The National Weight Control Registry tracks more than 10,000 people over the age of 18 who have shed 30 pounds of body weight and kept it off for more than a year. All except for a very few changed their dietary habits and almost all of them increased their physical activity. This shouldn’t be startling news.
A large percent of these successful weight loss managers also eat breakfast every day. As well, they weigh themselves on average once a week. I agree that once a week is fine. If you weigh yourself every day and fret about minor fluctuations in weight, you tend to self-sabotage.
Weight goes up and down according to the time of day, whether you had a salty food, how much water you have been drinking, how much you sweat and a whole host of other factors.
Weighing once a week at the same time of day under the same conditions (using the same weigh scale in the same place and wearing the same clothes) is a scientific approach — compulsively weighing every day or multiple times a day is an emotional approach that will frustrate and hamper your progress and your commitment.
The successful fitness and health trackers statistically watch less than 10 hours of TV a week and over 90 percent of them exercise at least an hour every day.
Experts agree that it is more difficult six months on a diet and exercise program, and after that without continued vigilance, the pounds usually come creeping back on. The statistics show however, that it is rare to gain back all the weight.
For example, a 2007 review of 80 diet studies indicated that of the over 26,000 dieters involved, the average amount of weight lost was about 11 to 19 pounds after six months and then the familiar plateaus hit yet after four years, participants maintained about 6.5 to 13 pounds of weight loss — still better than packing on more weight.
Experts at The Centers for Disease Control and Prevention recommend that individuals make a plan to ensure that healthy eating patterns occur every day including weekends, holidays, vacations and workdays. The old saying that “failing to plan is planning to fail” aptly fits here. With a plan, you can decide once and for all to eat healthily and not to be tempted by the junk food and sweets that are so abundant at this time of year.
This is not a “nice to do” regime, it is essential to growing old well. Obesity and over-weightedness is associated with chronic debilitating diseases and of course, many deadly conditions. Constant control of the diet and exercise is required in order to live healthily and fully.
You wouldn’t think of putting kerosene in your car or even your lawn mower as fuel, because you know it would ruin it over time (if it worked to fuel the machine at all) and also would not allow the machine to function optimally, so why would you put sub-optimal fuel in your body? The car you can replace, your pancreas you cannot.
Adequate sleep is also essential to getting and keep the weight off. Not only does inadequate sleep mess with your hormones and make weight loss more difficult, when you’re tired you are more likely to grab sugary foods to “give you some energy.”
Most adults require at least seven hours of sleep a night in order to function well and to keep the bodily hormones properly balanced. A long term study (16 years) with over 68,000 women participating found that those who slept less than five hours per night gained about 2.5 pounds more than those who slept seven or more hours per night.

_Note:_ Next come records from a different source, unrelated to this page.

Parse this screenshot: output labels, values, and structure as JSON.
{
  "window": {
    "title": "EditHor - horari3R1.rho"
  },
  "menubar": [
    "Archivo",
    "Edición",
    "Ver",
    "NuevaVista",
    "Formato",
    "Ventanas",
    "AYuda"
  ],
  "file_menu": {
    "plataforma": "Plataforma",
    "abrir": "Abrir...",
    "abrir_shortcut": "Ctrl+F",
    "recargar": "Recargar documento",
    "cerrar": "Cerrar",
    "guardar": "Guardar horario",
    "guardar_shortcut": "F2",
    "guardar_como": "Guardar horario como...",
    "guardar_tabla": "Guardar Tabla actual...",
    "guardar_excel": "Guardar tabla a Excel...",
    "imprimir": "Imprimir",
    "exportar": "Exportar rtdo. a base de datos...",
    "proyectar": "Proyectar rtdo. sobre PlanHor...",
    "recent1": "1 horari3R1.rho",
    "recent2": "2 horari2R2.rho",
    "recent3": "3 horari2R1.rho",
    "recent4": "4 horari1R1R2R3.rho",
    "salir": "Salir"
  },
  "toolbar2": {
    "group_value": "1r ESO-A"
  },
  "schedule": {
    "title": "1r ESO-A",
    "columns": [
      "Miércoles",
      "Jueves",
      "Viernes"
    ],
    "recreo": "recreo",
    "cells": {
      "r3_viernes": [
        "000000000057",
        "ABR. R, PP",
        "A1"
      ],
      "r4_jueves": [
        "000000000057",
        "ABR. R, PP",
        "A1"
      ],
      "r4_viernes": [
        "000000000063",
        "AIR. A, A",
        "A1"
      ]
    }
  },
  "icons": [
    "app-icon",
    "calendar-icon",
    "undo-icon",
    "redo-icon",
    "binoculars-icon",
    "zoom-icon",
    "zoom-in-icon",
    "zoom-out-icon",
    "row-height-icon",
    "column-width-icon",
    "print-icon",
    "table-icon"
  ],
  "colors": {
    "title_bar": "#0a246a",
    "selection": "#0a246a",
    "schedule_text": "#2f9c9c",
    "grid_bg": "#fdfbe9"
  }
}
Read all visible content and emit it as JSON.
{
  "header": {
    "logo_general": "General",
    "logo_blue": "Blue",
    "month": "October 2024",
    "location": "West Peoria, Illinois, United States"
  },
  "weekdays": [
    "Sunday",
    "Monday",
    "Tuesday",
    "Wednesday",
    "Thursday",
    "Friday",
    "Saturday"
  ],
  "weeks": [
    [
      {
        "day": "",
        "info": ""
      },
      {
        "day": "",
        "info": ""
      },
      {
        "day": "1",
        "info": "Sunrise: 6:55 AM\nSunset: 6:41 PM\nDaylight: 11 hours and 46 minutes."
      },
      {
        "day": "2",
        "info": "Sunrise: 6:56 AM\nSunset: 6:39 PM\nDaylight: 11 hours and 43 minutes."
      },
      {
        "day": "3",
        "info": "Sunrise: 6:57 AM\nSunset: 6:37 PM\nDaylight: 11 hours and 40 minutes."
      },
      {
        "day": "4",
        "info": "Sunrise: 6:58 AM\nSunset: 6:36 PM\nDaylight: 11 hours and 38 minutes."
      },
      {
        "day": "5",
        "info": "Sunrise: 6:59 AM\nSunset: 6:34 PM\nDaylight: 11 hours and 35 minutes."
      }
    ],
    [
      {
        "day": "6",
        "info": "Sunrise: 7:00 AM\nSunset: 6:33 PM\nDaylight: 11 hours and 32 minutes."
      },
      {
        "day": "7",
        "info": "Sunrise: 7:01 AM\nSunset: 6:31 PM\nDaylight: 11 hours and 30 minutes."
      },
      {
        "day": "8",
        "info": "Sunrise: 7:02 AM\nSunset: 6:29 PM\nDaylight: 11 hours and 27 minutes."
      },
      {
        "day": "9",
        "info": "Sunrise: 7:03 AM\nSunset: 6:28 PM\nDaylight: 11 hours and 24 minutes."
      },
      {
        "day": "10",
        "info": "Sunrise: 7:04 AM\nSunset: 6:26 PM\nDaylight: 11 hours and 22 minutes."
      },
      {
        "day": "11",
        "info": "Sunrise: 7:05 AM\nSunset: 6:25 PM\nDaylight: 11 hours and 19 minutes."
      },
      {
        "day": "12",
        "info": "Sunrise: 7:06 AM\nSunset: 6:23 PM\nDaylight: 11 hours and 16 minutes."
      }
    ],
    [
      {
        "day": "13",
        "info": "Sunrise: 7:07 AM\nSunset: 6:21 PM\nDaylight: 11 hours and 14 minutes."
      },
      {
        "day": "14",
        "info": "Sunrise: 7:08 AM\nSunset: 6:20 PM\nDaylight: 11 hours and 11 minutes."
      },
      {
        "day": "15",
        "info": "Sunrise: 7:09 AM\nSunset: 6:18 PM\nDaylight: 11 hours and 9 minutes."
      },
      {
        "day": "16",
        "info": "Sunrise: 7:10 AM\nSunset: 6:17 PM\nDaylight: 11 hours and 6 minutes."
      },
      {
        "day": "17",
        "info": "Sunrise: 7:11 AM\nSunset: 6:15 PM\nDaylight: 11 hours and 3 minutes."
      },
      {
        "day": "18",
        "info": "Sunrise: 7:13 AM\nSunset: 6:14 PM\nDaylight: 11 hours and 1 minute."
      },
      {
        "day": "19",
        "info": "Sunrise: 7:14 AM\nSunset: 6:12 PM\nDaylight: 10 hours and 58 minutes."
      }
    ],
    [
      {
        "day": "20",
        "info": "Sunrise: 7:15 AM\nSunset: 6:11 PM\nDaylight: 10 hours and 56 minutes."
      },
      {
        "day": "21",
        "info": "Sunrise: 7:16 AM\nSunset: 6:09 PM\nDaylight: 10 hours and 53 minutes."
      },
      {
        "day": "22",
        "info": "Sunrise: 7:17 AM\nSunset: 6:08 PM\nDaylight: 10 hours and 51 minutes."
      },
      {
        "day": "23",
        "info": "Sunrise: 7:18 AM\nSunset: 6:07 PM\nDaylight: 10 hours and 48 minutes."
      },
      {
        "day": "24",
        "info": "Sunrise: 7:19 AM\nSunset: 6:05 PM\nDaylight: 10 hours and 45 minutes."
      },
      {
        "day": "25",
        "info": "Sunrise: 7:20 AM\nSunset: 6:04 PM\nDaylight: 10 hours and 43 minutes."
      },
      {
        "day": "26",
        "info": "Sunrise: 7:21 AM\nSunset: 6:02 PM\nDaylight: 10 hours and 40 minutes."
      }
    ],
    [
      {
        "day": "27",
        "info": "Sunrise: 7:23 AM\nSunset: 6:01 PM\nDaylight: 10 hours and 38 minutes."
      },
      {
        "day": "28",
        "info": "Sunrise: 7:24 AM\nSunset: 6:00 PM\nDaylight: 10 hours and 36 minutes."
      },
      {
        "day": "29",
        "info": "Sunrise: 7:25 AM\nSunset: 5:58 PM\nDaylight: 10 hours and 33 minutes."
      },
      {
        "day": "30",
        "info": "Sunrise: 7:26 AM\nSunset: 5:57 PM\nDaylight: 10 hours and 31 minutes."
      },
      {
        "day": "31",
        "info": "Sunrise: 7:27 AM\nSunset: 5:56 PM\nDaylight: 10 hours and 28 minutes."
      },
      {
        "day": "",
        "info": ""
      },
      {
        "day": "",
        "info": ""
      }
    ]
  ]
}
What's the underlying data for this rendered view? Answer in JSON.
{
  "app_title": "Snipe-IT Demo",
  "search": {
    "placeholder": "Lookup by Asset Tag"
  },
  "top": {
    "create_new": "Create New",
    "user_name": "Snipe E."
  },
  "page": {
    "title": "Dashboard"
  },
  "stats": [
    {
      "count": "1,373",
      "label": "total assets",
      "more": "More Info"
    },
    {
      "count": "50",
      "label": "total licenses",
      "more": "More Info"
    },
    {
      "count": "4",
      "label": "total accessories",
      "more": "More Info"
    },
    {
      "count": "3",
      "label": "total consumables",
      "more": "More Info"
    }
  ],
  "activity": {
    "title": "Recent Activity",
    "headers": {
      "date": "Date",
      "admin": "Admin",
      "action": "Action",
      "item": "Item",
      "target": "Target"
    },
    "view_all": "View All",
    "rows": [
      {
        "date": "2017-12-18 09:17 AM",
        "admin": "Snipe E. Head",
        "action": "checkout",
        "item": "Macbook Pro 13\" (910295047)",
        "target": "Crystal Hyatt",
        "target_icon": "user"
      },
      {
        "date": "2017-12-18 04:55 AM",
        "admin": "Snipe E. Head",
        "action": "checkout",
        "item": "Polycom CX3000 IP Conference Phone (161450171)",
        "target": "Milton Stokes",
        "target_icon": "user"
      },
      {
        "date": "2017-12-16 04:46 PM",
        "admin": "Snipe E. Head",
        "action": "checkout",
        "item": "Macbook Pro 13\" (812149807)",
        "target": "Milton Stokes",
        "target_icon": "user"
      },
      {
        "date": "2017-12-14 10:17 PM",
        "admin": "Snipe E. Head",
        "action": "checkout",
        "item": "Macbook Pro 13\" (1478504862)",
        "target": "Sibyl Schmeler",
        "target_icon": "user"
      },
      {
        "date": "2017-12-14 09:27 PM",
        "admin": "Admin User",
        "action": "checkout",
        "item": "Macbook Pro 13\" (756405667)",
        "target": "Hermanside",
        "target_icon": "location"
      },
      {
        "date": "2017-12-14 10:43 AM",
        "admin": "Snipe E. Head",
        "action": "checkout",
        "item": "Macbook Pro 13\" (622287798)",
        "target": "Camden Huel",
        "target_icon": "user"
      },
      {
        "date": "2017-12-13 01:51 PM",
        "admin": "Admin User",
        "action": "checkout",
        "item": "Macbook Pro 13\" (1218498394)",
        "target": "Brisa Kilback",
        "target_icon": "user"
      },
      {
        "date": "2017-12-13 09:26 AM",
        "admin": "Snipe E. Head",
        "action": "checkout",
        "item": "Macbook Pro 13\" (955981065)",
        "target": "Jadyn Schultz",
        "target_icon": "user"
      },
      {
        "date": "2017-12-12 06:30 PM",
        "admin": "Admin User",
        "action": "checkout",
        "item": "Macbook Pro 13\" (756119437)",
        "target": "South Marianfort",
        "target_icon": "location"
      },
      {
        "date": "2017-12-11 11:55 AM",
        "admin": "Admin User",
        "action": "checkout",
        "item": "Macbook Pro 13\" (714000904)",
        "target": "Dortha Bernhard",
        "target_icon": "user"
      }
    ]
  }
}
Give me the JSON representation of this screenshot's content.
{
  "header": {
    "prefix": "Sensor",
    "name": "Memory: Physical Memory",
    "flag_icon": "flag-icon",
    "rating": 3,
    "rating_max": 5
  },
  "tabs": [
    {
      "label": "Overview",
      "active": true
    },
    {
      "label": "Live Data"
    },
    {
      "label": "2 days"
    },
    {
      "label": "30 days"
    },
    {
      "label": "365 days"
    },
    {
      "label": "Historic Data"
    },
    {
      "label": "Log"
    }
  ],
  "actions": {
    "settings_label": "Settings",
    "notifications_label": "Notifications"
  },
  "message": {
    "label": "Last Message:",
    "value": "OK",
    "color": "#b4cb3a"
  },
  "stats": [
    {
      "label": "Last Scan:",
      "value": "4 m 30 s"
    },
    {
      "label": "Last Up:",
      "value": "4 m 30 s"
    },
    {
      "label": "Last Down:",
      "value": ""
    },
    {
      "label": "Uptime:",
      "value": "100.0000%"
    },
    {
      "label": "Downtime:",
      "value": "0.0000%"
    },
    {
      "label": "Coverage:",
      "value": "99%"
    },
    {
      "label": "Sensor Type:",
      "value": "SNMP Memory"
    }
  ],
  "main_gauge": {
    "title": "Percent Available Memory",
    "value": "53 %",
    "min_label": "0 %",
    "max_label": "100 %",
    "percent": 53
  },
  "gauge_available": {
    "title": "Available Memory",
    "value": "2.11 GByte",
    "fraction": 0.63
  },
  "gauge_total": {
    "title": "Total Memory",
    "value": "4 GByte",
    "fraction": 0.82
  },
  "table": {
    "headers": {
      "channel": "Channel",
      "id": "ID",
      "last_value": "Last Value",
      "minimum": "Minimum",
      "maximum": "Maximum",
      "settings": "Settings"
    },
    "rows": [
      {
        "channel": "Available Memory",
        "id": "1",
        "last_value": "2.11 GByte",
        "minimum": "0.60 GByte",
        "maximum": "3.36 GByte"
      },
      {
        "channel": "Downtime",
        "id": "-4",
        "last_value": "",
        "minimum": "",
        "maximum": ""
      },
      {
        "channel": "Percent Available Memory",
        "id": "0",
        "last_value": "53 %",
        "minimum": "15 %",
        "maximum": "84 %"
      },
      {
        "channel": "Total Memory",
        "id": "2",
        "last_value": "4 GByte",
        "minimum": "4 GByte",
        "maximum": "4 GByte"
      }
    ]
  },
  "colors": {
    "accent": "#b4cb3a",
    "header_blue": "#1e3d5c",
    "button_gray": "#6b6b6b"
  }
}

In addition, those who slept less than five hours per night were 15 percent more likely to become obese during the study period.
As a holiday help for those of you who would like assistance in setting up a nutritional and exercise program that will fit in with your lifestyle, I am offering a free one-hour planning session to the first 10 people who call or email me with that request. Happy holidays — let’s commit to be fit for the New Year! Aloha!
Jane Riley, EdD., is a certified personal fitness trainer, nutritional adviser, and behavior change specialist. She can be reached at firstname.lastname@example.org, (808) 212-8119, www.janerileyfitness.com